───── Records shown ─────
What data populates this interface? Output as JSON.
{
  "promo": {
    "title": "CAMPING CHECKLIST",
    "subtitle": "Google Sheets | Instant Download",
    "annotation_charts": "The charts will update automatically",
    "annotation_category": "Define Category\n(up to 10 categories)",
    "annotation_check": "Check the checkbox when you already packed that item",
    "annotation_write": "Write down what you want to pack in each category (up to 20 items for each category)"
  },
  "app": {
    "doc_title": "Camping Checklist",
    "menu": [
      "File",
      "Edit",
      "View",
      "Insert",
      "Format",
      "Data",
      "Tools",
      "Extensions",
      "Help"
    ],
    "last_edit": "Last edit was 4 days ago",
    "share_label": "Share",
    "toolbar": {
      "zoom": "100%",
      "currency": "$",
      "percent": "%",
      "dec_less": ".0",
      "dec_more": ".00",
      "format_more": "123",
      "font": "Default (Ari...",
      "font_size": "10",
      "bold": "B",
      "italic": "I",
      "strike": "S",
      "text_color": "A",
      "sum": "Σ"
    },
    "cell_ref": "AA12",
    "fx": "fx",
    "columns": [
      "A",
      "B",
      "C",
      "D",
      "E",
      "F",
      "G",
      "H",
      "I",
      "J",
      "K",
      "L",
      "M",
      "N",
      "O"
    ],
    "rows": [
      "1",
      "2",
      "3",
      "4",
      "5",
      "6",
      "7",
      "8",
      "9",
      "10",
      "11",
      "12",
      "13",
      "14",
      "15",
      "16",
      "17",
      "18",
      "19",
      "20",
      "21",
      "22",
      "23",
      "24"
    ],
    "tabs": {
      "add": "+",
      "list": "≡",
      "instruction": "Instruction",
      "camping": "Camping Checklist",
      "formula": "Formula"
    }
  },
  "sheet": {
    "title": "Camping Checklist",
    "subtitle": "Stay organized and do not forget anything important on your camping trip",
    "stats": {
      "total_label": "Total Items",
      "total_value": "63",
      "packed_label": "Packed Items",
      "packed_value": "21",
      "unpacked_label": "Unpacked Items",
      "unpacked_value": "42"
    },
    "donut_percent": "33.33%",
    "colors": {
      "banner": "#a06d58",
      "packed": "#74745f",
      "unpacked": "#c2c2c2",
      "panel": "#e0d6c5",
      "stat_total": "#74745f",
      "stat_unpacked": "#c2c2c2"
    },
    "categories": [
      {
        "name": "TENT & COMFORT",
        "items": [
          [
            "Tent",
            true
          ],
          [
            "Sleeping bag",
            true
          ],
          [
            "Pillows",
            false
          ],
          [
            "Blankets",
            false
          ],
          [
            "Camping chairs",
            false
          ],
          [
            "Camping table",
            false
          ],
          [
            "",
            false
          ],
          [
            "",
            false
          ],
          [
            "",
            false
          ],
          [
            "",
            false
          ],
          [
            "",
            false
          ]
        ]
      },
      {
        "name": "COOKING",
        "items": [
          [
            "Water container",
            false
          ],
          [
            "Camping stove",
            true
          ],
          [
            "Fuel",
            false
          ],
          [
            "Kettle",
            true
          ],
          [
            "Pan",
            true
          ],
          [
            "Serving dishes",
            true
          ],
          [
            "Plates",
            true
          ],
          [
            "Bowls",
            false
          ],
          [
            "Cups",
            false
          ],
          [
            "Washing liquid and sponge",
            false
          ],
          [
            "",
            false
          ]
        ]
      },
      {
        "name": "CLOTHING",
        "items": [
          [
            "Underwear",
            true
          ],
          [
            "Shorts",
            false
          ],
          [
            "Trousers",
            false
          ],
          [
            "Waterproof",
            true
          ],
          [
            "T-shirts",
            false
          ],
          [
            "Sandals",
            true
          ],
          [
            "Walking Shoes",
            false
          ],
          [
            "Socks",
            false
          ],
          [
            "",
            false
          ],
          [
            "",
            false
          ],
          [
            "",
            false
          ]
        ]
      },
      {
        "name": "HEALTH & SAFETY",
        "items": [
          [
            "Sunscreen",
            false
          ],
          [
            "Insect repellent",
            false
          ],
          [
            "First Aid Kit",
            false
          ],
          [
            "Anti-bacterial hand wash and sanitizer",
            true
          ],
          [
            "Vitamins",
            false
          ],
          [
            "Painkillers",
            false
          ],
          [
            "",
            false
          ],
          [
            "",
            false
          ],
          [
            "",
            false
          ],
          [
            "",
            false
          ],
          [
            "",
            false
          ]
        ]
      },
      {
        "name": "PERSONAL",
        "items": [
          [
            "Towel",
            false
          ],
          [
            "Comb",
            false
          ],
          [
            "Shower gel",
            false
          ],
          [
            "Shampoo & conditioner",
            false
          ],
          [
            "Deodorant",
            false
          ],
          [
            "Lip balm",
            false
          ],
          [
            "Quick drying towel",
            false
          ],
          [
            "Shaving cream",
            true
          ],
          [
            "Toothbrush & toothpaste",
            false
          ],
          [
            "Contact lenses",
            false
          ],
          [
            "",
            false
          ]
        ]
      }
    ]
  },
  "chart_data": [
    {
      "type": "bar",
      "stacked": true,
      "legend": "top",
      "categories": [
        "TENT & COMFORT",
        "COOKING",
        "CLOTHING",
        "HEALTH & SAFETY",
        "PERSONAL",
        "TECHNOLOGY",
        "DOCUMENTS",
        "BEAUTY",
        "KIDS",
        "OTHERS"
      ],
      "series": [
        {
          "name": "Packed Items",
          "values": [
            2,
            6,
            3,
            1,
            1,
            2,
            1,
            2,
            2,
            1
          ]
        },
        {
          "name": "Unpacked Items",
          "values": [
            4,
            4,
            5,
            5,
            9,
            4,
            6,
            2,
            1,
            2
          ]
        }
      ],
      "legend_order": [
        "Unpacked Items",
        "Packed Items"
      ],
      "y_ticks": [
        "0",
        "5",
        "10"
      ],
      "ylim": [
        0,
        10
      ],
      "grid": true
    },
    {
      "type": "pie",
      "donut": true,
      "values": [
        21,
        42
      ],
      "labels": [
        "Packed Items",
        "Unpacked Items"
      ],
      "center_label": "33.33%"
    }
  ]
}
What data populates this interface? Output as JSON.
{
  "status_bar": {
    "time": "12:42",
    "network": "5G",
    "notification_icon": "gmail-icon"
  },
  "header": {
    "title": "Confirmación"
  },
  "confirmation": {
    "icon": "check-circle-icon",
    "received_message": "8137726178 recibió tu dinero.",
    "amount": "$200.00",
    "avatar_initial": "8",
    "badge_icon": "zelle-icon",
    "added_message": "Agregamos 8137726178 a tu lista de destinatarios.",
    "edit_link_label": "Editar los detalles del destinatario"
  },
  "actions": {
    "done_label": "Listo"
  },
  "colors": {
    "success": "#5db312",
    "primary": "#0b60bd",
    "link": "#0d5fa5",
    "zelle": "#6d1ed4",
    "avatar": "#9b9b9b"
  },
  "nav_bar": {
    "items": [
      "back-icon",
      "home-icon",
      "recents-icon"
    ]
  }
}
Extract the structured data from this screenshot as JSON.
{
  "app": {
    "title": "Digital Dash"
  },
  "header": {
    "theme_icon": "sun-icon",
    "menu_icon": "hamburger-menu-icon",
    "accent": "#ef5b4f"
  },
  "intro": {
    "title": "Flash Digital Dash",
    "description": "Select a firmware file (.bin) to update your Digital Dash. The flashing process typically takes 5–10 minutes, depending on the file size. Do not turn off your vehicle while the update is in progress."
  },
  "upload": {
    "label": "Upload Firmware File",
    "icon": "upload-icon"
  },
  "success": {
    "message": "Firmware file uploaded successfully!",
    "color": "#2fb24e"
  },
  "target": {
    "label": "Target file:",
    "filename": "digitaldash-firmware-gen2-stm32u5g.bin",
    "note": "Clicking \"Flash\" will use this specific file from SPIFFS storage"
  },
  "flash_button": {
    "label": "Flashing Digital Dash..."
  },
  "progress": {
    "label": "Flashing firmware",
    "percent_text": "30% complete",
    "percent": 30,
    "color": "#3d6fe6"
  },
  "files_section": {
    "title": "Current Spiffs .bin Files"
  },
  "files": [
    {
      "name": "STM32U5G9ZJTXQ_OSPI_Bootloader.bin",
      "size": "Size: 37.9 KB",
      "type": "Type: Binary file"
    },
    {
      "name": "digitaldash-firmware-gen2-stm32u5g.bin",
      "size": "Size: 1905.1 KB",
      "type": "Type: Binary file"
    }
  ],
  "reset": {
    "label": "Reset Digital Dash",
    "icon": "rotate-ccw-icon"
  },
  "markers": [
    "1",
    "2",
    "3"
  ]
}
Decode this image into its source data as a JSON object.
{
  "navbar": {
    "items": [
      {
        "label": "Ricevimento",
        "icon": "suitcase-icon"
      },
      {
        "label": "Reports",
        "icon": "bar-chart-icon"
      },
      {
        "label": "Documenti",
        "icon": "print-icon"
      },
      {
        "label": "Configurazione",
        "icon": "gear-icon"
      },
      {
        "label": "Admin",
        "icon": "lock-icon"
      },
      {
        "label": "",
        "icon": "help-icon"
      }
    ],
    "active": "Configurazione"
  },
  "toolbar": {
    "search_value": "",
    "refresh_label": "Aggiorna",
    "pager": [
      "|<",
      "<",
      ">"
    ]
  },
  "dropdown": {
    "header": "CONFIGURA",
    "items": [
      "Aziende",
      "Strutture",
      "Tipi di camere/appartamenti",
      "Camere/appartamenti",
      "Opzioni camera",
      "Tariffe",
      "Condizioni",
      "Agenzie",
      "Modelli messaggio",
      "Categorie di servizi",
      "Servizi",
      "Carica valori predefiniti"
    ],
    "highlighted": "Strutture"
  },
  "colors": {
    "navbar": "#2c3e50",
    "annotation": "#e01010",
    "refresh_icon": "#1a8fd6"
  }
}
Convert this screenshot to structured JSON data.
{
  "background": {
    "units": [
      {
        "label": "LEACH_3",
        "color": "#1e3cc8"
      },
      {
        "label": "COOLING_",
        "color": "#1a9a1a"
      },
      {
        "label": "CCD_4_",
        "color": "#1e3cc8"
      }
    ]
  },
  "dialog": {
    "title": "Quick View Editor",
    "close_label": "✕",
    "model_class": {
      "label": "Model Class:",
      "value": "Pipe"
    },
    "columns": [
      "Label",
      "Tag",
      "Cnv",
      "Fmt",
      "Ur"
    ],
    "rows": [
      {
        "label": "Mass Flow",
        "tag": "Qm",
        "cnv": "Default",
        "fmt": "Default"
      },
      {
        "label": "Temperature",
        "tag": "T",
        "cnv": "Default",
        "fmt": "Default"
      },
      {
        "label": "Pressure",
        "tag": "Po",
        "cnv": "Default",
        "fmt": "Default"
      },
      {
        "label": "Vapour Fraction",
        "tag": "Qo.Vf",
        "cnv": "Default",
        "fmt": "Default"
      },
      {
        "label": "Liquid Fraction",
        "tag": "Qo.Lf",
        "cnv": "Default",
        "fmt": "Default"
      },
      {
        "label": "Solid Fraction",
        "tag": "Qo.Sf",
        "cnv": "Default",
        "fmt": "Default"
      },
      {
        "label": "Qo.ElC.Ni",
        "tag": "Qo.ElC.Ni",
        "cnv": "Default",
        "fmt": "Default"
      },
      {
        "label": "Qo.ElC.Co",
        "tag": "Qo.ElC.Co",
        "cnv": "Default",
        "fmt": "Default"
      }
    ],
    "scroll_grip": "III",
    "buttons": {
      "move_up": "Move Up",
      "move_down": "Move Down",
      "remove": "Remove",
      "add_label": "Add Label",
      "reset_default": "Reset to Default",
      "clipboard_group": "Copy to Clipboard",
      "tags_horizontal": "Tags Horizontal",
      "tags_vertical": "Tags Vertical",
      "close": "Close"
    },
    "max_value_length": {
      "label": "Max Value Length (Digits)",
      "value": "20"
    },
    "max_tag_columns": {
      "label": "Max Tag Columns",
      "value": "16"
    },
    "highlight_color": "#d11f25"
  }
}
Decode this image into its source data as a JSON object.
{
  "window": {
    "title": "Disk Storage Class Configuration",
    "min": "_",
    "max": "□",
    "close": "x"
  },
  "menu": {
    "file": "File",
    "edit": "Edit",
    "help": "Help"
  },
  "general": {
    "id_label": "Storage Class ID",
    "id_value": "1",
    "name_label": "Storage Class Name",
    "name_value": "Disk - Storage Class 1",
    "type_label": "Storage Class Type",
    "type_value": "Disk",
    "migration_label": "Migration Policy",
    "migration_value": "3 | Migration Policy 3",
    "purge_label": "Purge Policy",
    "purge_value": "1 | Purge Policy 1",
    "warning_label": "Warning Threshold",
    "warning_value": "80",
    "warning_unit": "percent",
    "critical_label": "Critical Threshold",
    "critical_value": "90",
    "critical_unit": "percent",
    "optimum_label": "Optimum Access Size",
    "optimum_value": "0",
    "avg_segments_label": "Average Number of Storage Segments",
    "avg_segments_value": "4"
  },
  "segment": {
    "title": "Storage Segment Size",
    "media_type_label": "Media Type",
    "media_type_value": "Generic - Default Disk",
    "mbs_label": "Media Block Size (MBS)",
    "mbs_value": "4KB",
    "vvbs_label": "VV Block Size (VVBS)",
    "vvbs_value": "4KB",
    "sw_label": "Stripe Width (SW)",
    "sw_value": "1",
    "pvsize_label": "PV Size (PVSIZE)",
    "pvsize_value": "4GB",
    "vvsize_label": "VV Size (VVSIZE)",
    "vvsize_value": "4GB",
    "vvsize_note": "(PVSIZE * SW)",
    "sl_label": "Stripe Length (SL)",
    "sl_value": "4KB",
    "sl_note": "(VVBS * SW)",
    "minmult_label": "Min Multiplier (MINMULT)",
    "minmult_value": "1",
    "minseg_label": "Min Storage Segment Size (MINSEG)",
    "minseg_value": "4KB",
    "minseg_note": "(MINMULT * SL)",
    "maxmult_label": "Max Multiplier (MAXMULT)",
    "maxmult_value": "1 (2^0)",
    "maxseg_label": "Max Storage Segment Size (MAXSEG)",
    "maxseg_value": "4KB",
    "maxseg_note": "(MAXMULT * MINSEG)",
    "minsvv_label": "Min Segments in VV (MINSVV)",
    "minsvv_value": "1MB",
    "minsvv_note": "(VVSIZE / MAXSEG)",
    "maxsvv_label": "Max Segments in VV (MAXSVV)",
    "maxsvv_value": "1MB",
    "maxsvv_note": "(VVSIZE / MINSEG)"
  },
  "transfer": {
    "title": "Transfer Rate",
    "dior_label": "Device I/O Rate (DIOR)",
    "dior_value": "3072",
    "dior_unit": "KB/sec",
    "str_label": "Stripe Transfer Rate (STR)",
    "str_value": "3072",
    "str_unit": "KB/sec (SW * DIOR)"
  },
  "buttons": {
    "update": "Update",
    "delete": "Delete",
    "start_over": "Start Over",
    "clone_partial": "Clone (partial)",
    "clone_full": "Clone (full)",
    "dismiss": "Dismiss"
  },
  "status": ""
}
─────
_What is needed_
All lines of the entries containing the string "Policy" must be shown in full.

_Exercise output_
    "migration_label": "Migration Policy",
    "migration_value": "3 | Migration Policy 3",
    "purge_label": "Purge Policy",
    "purge_value": "1 | Purge Policy 1",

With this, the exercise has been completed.